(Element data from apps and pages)
= = = = =

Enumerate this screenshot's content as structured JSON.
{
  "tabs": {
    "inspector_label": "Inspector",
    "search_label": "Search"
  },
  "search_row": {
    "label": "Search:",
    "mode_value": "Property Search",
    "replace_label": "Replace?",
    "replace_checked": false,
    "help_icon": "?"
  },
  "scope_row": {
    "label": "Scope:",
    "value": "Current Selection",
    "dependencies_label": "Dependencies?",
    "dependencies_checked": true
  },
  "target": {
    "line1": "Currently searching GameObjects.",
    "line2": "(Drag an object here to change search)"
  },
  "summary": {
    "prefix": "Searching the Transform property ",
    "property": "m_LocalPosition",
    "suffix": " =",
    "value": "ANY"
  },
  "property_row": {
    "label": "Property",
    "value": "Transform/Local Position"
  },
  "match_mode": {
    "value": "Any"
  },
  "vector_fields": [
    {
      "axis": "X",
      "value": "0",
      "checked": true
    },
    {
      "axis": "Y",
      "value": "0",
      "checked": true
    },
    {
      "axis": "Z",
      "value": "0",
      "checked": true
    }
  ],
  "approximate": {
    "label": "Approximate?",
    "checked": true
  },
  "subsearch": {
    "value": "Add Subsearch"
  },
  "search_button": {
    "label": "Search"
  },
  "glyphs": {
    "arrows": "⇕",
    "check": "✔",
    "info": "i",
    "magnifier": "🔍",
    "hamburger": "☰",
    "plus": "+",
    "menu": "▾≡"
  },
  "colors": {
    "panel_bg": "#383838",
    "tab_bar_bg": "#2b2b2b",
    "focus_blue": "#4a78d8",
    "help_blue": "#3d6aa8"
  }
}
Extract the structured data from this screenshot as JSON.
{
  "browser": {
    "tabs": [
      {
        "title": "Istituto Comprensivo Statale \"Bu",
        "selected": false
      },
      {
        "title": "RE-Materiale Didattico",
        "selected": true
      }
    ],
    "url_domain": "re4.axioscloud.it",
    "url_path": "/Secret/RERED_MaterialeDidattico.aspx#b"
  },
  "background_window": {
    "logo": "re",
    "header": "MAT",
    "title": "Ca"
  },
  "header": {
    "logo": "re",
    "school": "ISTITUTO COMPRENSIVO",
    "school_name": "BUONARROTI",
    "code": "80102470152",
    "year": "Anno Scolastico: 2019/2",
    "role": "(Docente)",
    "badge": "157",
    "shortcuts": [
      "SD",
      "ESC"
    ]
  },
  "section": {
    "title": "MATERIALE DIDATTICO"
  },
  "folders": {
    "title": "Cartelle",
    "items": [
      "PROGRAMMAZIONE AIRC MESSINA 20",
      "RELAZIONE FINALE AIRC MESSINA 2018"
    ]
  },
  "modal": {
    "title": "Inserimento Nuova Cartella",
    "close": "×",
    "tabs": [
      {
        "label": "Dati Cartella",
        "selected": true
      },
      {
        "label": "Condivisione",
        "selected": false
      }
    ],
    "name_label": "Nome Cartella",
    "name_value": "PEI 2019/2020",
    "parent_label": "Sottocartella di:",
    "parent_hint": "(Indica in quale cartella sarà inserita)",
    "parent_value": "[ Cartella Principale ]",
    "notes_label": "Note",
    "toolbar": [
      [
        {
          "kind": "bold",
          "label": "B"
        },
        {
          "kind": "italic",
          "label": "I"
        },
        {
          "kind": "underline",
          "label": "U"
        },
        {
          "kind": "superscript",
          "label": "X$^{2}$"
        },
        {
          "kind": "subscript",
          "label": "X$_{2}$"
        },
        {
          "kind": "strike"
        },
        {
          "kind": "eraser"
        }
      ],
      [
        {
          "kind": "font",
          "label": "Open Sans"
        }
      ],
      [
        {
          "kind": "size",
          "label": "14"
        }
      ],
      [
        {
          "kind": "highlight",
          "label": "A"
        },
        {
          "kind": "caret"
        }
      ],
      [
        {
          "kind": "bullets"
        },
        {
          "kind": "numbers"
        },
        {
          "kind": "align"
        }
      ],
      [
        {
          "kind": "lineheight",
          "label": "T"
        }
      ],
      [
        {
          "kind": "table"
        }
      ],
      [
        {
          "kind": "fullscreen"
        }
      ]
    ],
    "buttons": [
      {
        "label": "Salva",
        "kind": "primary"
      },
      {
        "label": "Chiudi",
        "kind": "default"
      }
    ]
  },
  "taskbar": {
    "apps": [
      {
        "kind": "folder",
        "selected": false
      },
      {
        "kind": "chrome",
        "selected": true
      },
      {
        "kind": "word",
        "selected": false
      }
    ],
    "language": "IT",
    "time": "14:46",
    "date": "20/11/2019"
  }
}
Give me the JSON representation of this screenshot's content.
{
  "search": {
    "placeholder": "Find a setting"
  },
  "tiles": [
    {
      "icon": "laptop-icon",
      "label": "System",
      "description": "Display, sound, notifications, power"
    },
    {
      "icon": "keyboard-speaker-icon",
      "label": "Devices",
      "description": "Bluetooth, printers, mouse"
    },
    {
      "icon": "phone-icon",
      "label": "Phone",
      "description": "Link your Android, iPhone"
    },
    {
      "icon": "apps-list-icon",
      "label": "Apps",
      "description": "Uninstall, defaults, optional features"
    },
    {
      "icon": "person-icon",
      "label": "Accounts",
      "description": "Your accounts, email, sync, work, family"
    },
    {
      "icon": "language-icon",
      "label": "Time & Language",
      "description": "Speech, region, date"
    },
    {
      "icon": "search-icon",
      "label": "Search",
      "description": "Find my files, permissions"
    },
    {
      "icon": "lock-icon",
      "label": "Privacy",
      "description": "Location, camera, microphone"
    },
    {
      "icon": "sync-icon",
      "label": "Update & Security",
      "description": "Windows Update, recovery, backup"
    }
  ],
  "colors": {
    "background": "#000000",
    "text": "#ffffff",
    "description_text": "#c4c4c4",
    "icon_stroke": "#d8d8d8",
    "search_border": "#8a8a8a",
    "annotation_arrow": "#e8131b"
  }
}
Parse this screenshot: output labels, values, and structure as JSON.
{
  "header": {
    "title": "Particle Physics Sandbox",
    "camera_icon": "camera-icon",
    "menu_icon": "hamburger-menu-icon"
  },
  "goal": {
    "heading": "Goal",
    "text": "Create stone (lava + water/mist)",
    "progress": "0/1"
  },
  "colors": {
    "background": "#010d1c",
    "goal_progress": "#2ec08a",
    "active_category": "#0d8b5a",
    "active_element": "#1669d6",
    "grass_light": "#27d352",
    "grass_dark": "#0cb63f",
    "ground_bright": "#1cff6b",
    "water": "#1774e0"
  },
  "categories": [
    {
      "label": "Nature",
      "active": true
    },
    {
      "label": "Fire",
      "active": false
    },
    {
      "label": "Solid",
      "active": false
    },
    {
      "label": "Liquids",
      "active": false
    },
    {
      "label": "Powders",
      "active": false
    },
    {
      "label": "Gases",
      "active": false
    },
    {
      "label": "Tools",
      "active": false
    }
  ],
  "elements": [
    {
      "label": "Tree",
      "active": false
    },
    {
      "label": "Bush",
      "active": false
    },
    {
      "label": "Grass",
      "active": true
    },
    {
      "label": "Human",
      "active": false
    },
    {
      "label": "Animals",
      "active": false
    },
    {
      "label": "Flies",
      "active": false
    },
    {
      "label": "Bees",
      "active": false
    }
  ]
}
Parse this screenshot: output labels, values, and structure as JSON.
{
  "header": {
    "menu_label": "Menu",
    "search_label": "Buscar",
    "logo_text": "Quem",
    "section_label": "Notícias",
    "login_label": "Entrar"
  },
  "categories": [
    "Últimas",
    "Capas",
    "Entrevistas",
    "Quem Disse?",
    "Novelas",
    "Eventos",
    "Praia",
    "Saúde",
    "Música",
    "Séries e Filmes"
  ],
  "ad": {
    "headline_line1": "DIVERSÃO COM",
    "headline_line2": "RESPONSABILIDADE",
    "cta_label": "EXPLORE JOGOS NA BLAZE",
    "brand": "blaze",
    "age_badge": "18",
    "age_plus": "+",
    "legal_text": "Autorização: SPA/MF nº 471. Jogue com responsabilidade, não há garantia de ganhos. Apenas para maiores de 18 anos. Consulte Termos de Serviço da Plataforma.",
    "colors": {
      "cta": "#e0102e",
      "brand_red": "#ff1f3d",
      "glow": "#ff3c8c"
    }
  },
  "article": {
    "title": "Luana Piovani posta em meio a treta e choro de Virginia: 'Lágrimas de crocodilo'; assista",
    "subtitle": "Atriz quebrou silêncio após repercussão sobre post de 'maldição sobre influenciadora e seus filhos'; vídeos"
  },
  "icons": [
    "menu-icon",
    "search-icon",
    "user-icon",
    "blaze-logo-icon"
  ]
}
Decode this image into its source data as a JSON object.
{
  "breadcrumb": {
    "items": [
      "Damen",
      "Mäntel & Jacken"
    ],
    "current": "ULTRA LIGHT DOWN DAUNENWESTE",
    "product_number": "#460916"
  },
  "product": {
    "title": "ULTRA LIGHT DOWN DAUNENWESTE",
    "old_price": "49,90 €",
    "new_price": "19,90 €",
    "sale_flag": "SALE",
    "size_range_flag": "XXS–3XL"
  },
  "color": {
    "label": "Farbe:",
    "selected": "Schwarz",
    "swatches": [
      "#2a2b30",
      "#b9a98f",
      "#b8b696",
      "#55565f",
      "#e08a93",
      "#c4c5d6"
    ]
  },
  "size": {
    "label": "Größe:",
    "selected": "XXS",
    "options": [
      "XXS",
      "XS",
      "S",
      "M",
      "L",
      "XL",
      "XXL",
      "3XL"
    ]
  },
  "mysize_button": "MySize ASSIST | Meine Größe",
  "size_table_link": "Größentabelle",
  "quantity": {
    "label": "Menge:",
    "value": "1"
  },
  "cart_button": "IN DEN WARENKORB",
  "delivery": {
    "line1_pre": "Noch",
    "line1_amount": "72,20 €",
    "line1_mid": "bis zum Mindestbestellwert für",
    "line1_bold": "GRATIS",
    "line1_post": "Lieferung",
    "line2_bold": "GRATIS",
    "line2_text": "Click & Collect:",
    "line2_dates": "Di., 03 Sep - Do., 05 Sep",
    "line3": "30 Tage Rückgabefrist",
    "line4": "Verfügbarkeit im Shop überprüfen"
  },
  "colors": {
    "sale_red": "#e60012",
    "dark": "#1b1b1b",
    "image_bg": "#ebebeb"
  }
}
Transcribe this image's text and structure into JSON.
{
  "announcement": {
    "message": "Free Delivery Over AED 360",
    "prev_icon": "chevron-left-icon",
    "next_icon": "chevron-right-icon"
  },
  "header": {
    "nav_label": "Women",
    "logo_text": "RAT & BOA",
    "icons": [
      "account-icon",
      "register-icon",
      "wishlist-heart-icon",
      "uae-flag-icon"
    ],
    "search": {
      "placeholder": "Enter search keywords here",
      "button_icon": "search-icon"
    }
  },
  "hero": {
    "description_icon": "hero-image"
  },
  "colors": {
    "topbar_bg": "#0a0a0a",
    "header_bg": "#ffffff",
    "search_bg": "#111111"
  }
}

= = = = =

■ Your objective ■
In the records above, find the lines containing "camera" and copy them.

■ Task solution ■
      "description": "Location, camera, microphone"
    "camera_icon": "camera-icon",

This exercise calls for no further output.